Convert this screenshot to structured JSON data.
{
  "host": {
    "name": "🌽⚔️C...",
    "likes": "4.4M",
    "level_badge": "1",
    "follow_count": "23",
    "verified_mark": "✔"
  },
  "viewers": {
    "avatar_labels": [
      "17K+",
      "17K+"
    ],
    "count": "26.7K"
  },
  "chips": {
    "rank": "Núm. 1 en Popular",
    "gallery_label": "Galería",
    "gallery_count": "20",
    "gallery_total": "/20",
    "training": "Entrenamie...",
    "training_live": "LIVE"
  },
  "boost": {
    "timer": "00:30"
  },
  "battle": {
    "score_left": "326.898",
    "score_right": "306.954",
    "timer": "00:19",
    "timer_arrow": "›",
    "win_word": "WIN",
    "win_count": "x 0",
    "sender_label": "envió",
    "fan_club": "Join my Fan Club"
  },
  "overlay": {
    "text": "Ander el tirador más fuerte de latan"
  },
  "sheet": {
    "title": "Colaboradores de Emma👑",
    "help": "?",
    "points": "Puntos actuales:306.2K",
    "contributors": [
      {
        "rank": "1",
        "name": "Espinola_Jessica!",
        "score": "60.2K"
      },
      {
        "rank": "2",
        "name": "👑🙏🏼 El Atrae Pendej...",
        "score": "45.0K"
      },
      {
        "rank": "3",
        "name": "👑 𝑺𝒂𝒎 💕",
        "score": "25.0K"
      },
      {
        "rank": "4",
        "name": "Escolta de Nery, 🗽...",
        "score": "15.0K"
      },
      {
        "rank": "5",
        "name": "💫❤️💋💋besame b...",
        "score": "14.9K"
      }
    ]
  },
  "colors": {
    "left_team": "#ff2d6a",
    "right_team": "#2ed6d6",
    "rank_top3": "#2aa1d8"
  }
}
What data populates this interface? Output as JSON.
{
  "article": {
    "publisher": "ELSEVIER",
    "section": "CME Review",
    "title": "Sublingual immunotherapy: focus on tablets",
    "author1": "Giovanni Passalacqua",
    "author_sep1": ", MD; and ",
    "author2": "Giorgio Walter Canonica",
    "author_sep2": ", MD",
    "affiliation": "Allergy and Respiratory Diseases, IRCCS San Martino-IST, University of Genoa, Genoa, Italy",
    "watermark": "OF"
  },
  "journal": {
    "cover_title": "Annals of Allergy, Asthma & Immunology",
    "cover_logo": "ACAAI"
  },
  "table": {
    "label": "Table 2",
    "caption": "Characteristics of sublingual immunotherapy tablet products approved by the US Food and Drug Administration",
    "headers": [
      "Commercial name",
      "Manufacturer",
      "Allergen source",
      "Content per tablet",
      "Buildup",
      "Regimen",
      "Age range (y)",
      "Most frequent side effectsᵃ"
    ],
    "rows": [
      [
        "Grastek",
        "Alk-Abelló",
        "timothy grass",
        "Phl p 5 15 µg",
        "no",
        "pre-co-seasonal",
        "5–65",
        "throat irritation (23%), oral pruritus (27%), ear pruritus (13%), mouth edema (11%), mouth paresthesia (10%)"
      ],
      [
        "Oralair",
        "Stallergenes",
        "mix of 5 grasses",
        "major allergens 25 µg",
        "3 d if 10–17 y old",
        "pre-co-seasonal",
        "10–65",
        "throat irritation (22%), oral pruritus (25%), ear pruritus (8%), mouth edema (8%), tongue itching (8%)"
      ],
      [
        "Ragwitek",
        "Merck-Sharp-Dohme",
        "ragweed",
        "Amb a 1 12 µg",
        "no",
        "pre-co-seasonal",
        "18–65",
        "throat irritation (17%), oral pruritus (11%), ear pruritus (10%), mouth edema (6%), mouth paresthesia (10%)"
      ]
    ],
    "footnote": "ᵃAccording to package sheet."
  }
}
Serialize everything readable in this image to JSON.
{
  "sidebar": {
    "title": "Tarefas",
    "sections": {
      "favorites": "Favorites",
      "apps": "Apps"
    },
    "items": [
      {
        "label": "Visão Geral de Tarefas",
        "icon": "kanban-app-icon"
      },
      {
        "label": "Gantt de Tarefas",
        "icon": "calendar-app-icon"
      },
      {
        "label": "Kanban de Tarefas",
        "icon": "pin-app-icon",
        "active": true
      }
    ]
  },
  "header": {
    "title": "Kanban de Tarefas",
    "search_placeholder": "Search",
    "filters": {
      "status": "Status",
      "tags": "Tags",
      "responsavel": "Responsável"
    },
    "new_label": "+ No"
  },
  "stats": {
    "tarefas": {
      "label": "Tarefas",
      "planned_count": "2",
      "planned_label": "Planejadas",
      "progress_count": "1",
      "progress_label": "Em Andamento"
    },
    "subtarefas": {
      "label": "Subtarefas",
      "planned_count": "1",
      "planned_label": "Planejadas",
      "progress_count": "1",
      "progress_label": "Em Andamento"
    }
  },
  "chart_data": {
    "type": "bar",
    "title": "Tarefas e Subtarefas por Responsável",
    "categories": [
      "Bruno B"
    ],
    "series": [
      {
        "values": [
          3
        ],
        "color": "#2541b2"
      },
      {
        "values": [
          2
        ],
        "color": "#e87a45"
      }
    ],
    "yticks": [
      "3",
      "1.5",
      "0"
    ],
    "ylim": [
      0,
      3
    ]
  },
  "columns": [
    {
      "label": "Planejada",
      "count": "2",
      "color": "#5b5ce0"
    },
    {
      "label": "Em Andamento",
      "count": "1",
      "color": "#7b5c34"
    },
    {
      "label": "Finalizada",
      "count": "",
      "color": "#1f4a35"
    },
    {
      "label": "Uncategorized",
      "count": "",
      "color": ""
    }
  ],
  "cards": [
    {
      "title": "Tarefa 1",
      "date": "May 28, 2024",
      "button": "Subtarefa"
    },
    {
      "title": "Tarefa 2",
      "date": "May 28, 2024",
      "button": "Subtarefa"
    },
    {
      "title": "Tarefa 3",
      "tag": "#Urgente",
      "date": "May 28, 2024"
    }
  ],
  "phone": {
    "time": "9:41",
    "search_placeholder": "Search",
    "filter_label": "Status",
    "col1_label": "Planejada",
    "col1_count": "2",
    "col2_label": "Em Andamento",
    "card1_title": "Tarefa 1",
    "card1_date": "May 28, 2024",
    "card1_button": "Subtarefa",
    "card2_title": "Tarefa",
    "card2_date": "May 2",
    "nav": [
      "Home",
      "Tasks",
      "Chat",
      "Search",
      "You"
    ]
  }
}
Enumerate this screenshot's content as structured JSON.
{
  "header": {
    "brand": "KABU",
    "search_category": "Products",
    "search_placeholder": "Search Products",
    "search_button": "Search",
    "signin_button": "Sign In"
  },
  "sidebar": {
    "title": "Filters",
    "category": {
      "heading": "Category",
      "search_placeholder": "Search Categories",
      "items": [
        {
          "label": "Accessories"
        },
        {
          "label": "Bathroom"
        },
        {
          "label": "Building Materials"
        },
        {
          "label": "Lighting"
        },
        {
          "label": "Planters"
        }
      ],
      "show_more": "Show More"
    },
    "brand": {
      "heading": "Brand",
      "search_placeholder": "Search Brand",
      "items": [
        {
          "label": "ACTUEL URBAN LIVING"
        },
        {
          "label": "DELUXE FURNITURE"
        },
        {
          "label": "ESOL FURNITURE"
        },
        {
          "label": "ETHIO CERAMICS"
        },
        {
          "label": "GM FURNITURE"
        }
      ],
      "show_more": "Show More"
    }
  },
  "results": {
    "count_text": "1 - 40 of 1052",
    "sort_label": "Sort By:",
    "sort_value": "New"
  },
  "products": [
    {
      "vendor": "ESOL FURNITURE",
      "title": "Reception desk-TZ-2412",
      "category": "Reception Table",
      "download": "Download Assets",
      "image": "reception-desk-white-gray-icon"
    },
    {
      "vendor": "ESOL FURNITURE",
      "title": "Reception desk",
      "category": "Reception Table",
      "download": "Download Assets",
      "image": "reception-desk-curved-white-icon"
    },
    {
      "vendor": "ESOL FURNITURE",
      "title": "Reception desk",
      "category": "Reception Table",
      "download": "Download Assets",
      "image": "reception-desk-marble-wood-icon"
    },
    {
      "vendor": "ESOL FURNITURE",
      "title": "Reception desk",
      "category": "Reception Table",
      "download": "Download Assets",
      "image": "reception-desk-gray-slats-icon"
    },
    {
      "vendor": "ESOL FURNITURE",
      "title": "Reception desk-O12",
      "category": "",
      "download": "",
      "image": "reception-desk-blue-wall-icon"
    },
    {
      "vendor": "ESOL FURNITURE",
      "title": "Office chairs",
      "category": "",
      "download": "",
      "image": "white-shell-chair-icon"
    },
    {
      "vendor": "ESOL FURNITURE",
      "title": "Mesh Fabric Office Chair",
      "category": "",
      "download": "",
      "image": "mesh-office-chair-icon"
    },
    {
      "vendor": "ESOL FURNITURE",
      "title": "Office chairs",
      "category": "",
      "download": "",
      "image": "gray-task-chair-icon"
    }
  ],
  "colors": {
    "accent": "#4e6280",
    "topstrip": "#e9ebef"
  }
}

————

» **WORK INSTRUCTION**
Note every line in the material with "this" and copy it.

» **RESPONSE TO THE EXERCISE**
Convert this screenshot to structured JSON data.
What data populates this interface? Output as JSON.
Serialize everything readable in this image to JSON.
Enumerate this screenshot's content as structured JSON.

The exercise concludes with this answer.